Lately I’ve been getting several e-mails from the FDIC with the subject line of “Important.” Are these true e-mails or is it just a scam?
I’m so glad you asked this question. The other day, I received an e-mail from a very helpful newsletter reader telling me about this issue and I was going to share it with you all today anyway, so it’s just perfect that you inquired about it. First of all, just in case some of you aren’t aware, FDIC stands for Federal Deposit Insurance Corporation and they are America’s main insuring company working to maintain “a stable and sound banking system” across the U.S.
On August 15, 2006, which was just Tuesday of this week, a consumer alert was issued by the FDIC about a fraud e-mail that has been going around. The e-mail claims to be from the FDIC, but it is all a phishing scam. If you receive this e-mail, the From: line will say “Federal Deposit Insurance Corporation” and the subject line will say something like “IMPORTANT: Notification of Federal Deposit Insurance Corporation.” All of this makes it sound reliable and it’s meant to make you think that you need to open it right away.
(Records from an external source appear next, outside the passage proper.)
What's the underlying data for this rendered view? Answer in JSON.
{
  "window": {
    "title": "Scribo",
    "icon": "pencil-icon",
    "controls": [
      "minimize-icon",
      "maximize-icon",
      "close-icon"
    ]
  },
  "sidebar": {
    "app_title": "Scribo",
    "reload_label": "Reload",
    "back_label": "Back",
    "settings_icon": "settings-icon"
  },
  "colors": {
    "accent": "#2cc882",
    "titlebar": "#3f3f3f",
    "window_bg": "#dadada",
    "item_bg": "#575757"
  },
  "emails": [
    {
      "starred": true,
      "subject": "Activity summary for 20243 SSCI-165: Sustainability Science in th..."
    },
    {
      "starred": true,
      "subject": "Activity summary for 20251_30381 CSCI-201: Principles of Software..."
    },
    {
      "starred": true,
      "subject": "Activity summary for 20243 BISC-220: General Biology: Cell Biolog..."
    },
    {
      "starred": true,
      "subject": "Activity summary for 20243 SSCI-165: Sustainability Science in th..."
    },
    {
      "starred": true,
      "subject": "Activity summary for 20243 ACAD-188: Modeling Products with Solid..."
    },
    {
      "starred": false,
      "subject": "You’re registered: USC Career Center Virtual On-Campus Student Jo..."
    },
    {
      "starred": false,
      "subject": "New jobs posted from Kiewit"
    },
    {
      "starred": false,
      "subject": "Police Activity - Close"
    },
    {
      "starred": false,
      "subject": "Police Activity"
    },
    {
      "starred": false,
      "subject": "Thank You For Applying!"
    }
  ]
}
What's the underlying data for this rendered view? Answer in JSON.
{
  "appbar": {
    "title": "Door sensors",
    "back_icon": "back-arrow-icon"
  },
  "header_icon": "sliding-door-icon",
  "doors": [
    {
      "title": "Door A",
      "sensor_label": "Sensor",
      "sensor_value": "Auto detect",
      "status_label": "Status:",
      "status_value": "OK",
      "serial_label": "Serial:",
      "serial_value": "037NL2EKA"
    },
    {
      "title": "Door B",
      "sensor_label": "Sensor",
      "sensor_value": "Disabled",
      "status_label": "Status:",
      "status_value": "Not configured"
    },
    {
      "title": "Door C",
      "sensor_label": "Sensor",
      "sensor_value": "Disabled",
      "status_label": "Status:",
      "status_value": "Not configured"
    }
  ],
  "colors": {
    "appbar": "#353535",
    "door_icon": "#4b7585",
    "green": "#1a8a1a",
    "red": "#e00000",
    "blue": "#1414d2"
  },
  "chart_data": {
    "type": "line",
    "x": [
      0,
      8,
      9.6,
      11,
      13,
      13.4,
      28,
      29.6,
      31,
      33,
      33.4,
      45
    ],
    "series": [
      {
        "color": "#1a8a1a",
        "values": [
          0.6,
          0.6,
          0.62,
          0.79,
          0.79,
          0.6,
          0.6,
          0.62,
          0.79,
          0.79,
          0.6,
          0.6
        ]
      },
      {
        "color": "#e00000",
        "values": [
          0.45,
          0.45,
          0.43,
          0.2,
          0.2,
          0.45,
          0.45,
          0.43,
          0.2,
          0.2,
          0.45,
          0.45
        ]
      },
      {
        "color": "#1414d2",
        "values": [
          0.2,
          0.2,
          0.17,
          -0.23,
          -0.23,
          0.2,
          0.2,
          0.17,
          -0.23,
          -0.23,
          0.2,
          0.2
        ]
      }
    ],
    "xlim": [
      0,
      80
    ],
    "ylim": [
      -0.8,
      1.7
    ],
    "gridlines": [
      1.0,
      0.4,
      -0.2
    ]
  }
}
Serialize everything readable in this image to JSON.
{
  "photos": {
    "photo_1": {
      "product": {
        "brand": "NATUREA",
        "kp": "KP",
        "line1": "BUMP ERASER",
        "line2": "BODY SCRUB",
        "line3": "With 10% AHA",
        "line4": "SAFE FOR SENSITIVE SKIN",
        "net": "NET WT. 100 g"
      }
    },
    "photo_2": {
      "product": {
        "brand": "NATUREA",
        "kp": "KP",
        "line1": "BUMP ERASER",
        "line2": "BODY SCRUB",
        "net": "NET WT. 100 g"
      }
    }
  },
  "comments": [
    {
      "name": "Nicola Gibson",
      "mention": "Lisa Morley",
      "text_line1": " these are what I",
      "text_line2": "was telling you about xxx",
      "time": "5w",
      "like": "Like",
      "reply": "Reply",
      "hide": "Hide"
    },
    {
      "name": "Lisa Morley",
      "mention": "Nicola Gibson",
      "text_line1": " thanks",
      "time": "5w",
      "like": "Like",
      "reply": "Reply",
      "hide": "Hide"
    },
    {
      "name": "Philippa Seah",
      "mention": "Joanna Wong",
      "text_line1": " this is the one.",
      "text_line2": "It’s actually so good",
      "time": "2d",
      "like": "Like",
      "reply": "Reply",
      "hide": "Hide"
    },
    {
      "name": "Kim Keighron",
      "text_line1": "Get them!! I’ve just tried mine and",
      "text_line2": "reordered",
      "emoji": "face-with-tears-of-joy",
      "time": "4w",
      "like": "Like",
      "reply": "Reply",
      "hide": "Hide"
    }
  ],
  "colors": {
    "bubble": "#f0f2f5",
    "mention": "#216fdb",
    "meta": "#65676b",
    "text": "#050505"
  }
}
All I can say is don’t open it!
If for some reason you have already opened it, you will see a message saying that the FDIC received an application from your personal bank wanting them to insure your checking or savings account against fraudulent charges, phishing and identity theft. There is then a link for you to click on to enroll in the FDIC’s protection program. The link will take you to a fake FDIC Web site where you will be asked certain information such as your name, phone number, social security number, mother’s maiden name, driver’s license number, birth date, address, e-mail address, a credit card number and expiration date, your personal identification number, your bank routing number and your bank account number.
Just to be clear, this e-mail was not sent by the FDIC and you should not enter any of this information on the Web site. You shouldn’t even click on the link provided in the e-mail and even better yet, don’t open the e-mail at all. Just delete it from your Inbox and your Deleted Items folder as soon as possible. This act is just scammers trying to get your personal information and you shouldn’t make it any easier for them.
The FDIC said they are trying to find the source of the e-mail and the location it’s being sent from so they can stop anything from happening to any consumers. Until they are able to solve anything, you are asked to report any e-mails you get like this to email@example.com. Keep yourself safe at all times!